The third example is about how methyl substituents affect the stability of alkyl radicals MemH3-mC and the corresponding MemH3-mC–H bonds (m = 0 – 3) [5]. The state-of-the-art in physical organic chemistry is that alkyl radicals are stabilized upon an increase in their degree of substitution from methyl < primary < secondary < tertiary. I will provide evidence that falsifies this model and show that, on the contrary, the MemH3-mC radical is destabilized with increasing substitution. And I will explain how this is still in agreement with the concommitent decrease in C–H bond strength along this series.

If time permits, I will round off with a novel insight on the question of whether a cycloaddition reaction proceeds concerted synchronous or asynchronous [6].

[1] P. Vermeeren, W.-J. van Zeist, T. A. Hamlin, C. Fonseca Guerra, F. M. Bickelhaupt, Chem. Eur. J. 2021, 27, 7074.
[2] P. Vermeeren, S. C. C. van der Lubbe, C. Fonseca Guerra, F. M. Bickelhaupt, T. A. Hamlin, Nature Protoc. 202015, 649-667. 
[3] See, for example, the authoritative POC textbook: E. V. Anslyn, D. A. Dougherty, Modern Physical Organic Chemistry, University Science Books, Mill Valley, CA, 2006.
[4] E. Blokker, X. Sun, J. Poater, J. M. van der Schuur, T. A. Hamlin, F. M. Bickelhaupt, Chem. Eur. J. 2021, 27, 15616.
[5] E. Blokker, W.-J. van Zeist, X. Sun, J. Poater, J. M. van der Schuur, T. A. Hamlin, F. M. Bickelhaupt, Angew. Chem. Int. Ed. 2022, 61, e202207477/1-6.
[6] P. Vermeeren, T. A. Hamlin, I. Fernandez, F. M. Bickelhaupt, Chem. Sci. 2020, 11, 8105.
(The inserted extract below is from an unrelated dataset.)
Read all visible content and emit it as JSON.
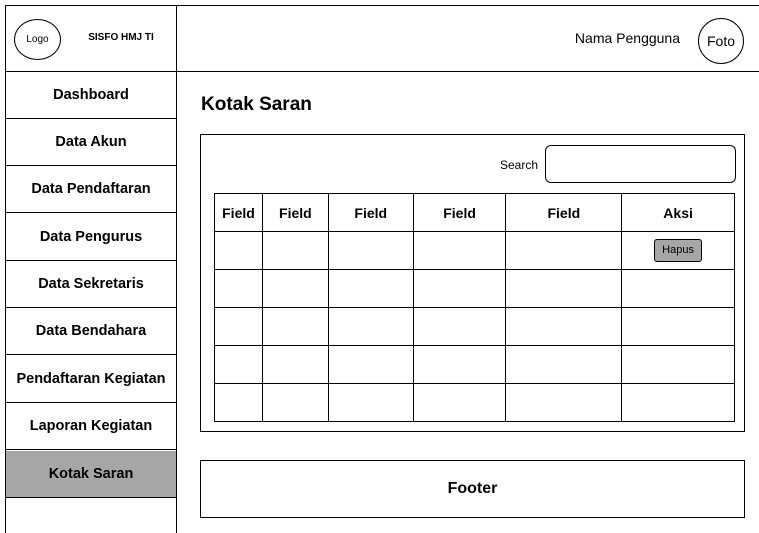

Bickelhaupt-EuChemSMatthias Bickelhaupt holds Chairs in Theoretical Chemistry at Vrije Universiteit (VU) Amsterdam and Radboud University, Nijmegen, and is Head of the VU Department of Chemistry & Pharmaceutical Sciences.
After obtaining his Ph.D. with N. M. M. Nibbering and E. J. Baerends in 1993, he worked with P. v. R. Schleyer, T. Ziegler and R. Hoffmann, became assistant professor in Marburg in 1997, and got tenure at VU Amsterdam in 1999.
He is winner of the Dutch Research Council’s VICI award, member of the Royal Holland Society for Sciences and Humanities (KHMW), Fellow of the Royal Society of Chemistry (FRSC), and Chemistry Europe Fellow.
His research interests include developing the analysis and theory of chemical bonding and reactivity, with applications in organic, inorganic, and biological chemistry.
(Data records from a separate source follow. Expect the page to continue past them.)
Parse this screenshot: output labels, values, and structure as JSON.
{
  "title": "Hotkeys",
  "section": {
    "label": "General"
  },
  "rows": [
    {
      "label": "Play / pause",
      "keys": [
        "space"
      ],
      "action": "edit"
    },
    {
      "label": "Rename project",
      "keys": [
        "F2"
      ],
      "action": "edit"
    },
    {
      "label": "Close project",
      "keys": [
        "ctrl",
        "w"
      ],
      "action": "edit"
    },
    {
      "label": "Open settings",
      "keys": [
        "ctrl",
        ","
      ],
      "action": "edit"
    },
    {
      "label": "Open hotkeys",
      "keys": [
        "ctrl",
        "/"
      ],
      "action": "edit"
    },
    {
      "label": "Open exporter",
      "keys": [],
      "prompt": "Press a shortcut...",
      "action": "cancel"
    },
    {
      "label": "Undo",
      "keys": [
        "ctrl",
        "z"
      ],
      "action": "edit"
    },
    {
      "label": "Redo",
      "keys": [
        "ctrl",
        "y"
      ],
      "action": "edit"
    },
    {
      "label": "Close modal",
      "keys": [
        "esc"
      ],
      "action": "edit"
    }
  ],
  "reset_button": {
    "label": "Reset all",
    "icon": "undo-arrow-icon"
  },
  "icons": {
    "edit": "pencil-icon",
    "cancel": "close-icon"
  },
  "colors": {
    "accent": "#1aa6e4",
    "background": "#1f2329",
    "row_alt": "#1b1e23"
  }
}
Introducé(e)s zijn van harte welkom.

Graag vooraf bericht als u verwacht te komen.
Stuur daartoe een mail naar secretaris@beceka.info.

Meer informatie over deze en andere lezingen is te vinden op www.b-c-k.nl.


Gasten kunnen zich opgeven bij Ton Benders, secretaris@b-c-k.nl of tel 06 45100743.